When my 73 year old good friend, J.D., awoke last Monday morning he had absolutely no clue that before he would retire for the night that his heart would stop beating and he would be pulseless, breathless and dying. After having a good day doing his chores, running his errands and renovating a rental, he and his wife Shirley made it on over to the Stone County softball diamond
where J.D.’s church softball team, Lighthouse Fellowship Worship Center, was scheduled to play a league game. They’ve been playing all summer long and have especially enjoyed the camaraderie.
J.D. was assigned pitching duties this particular evening and the team was actually doing well until the Grim Reaper tried to make his appearance. On making the third out of the inning, J.D. walked off the mound toward the dugout and just as he approached the dugout entrance he suddenly and without warning
collapsed, initially grabbing hold of the dugout post then, like a felled Southern pine, in a second was on the ground. It was immediately apparent to all that something was seriously wrong with J.D.
Within seconds of seeing the commotion around the lying-on-the-ground-J.D., an EMT student, Heather Gardner, bolted out of the bleachers and ran to J.D.‘s side where the players had gathered around him. Heather assessed the situation, felt for a pulse, checked for breaths, determined there were none, and immediately began CPR. Seconds later, retired nurse Jean Dean came to assist Heather and the two of them, a team, proceeded to attempt to revive the soup kitchen volunteer. Someone called 911.

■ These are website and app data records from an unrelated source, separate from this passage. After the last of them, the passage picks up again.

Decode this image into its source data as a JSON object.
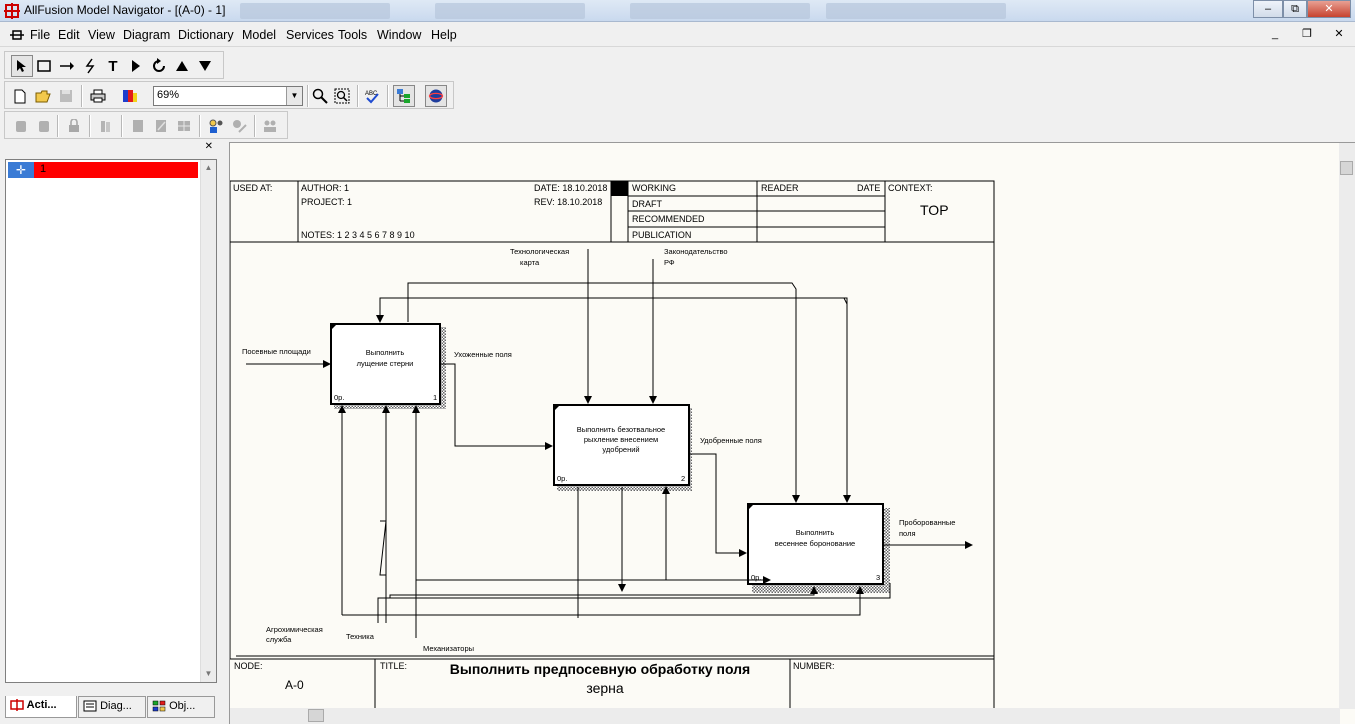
{
  "window": {
    "title": "AllFusion Model Navigator - [(A-0)  - 1]",
    "minimize": "–",
    "restore": "⧉",
    "close": "✕"
  },
  "menu": {
    "items": [
      "File",
      "Edit",
      "View",
      "Diagram",
      "Dictionary",
      "Model",
      "Services",
      "Tools",
      "Window",
      "Help"
    ],
    "mdi_minimize": "_",
    "mdi_restore": "❐",
    "mdi_close": "✕"
  },
  "toolbar": {
    "zoom_value": "69%",
    "zoom_arrow": "▼"
  },
  "explorer": {
    "close_glyph": "✕",
    "tree_root_label": "1",
    "tabs": [
      "Acti...",
      "Diag...",
      "Obj..."
    ]
  },
  "diagram": {
    "header": {
      "used_at": "USED AT:",
      "author": "AUTHOR:  1",
      "project": "PROJECT:  1",
      "date": "DATE:  18.10.2018",
      "rev": "REV:   18.10.2018",
      "notes": "NOTES:  1  2  3  4  5  6  7  8  9  10",
      "status": [
        "WORKING",
        "DRAFT",
        "RECOMMENDED",
        "PUBLICATION"
      ],
      "reader": "READER",
      "date_col": "DATE",
      "context": "CONTEXT:",
      "context_value": "TOP"
    },
    "footer": {
      "node": "NODE:",
      "node_value": "A-0",
      "title_label": "TITLE:",
      "title_value": "Выполнить  предпосевную  обработку поля",
      "title_value_2": "зерна",
      "number": "NUMBER:"
    },
    "boxes": [
      {
        "line1": "Выполнить",
        "line2": "лущение стерни",
        "line3": "",
        "number": "1",
        "cost": "0р."
      },
      {
        "line1": "Выполнить безотвальное",
        "line2": "рыхление внесением",
        "line3": "удобрений",
        "number": "2",
        "cost": "0р."
      },
      {
        "line1": "Выполнить",
        "line2": "весеннее боронование",
        "line3": "",
        "number": "3",
        "cost": "0р."
      }
    ],
    "arrows": {
      "input_area": "Посевные площади",
      "output_1": "Ухоженные поля",
      "output_2": "Удобренные поля",
      "output_3a": "Проборованные",
      "output_3b": "поля",
      "control_1a": "Технологическая",
      "control_1b": "карта",
      "control_2a": "Законодательство",
      "control_2b": "РФ",
      "mech_1a": "Агрохимическая",
      "mech_1b": "служба",
      "mech_2": "Техника",
      "mech_3": "Механизаторы"
    }
  },
  "colors": {
    "tree_selected": "#ff0000",
    "canvas_bg": "#fcfbf6",
    "title_bar": "#c9d9ee"
  }
}
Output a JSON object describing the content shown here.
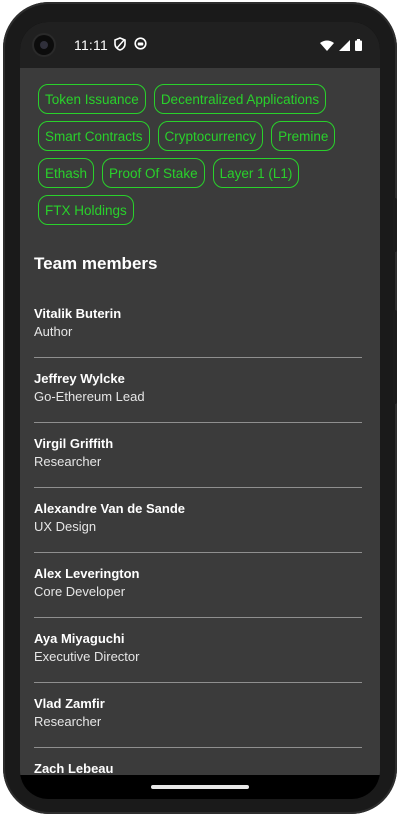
{
  "status_bar": {
    "time": "11:11"
  },
  "tags": [
    "Token Issuance",
    "Decentralized Applications",
    "Smart Contracts",
    "Cryptocurrency",
    "Premine",
    "Ethash",
    "Proof Of Stake",
    "Layer 1 (L1)",
    "FTX Holdings"
  ],
  "team": {
    "title": "Team members",
    "members": [
      {
        "name": "Vitalik Buterin",
        "role": "Author"
      },
      {
        "name": "Jeffrey Wylcke",
        "role": "Go-Ethereum Lead"
      },
      {
        "name": "Virgil Griffith",
        "role": "Researcher"
      },
      {
        "name": "Alexandre Van de Sande",
        "role": "UX Design"
      },
      {
        "name": "Alex Leverington",
        "role": "Core Developer"
      },
      {
        "name": "Aya Miyaguchi",
        "role": "Executive Director"
      },
      {
        "name": "Vlad Zamfir",
        "role": "Researcher"
      },
      {
        "name": "Zach Lebeau",
        "role": ""
      }
    ]
  },
  "colors": {
    "tag_accent": "#29d12b",
    "background": "#3b3b3b",
    "divider": "#8f8f8f"
  },
  "icons": {
    "status_left": [
      "shield-icon",
      "app-notification-icon"
    ],
    "status_right": [
      "wifi-icon",
      "signal-icon",
      "battery-icon"
    ]
  }
}
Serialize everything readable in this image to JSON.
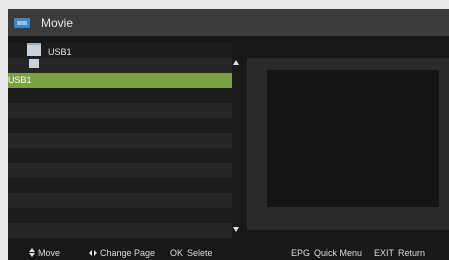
{
  "window": {
    "title": "Movie",
    "icon": "movie-icon"
  },
  "browser": {
    "current_folder": "USB1",
    "items": [
      {
        "label": "",
        "icon": "file-icon"
      },
      {
        "label": "USB1",
        "selected": true
      },
      {
        "label": ""
      },
      {
        "label": ""
      },
      {
        "label": ""
      },
      {
        "label": ""
      },
      {
        "label": ""
      },
      {
        "label": ""
      },
      {
        "label": ""
      },
      {
        "label": ""
      },
      {
        "label": ""
      }
    ]
  },
  "footer": {
    "move": "Move",
    "change_page": "Change Page",
    "ok_key": "OK",
    "ok_action": "Selete",
    "epg_key": "EPG",
    "epg_action": "Quick Menu",
    "exit_key": "EXIT",
    "exit_action": "Return"
  },
  "colors": {
    "selected_row": "#7aa142",
    "title_bar": "#3b3b3b",
    "background": "#181818"
  }
}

After what probably seemed to Heather and Jean like an eternity, the ambulance arrived shortly and the EMTs took over, shocking the heart twice to reset its rhythm, maintaining the heart beat and pulse that Heather and Jean had recovered. They hurried J.D. over to the Stone County Hospital where doctors stabilized him and he was then transferred to Memorial Hospital at Gulfport. At
MHG he was, medically speaking, fine-tuned further in the ER and then moved, alive, to the ICU.
The next day J.D. underwent a cardiac catheterization and further testing and he was found, surprisingly, to have open coronary arteries, no heart attack, no stroke, but instead had experienced a dysrhythmia of the heart (a malignant rhythm out of a sync). On the third hospital day his cardiologist implanted a defibrillator which will prevent future blackouts and near-death spells as well
as allow J.D. to return to the diamond to work on his batting average.
I’m not sure what the current percent of sudden death in public places is but more people who have Heather and Jean’s CPR skills are essential to communities that wish to improve on this public health statistic. The more of them we have around us the less likely John Q. Public is going to incur a sudden death on the
In most communities it’s primarily people in health-related careers who, during their training, learn CPR. But experience has shown that in communities where non-medically oriented folks with CPR skills exist in large numbers that the rate of death from sudden cardiac arrest is much much lower than other communities with fewer CPR-skilled citizens. In general, in these cities it is
usually the city leaders who spearhead, create awareness and promote programs to encourage all citizens to acquire CPR skills.
I encourage every adult to learn CPR skills. Anyone can learn it. The American Red Cross gives classes and in fact they give a Hands-On Only class that takes about 30 minutes. Do it. Having this skill may be the only thing that saves your neighbor or perhaps someone close to you. We don’t want to have to rely only on Lady Luck for life-saving heroes like Heather and Jean to be nearby should any of us receive the fate of J.D. Otherwise if it weren’t for these two women we would have lost a fine friend, good husband and soup kitchen volunteer -- not to mention a fun-lovin’ Christian softball player. Congratulations and many thanks to Heather Gardner and Jean Dean for their quick response and expert skills in saving the life of our good friend. They’re an
asset to their community!
South Mississippi Red Cross CPR Classes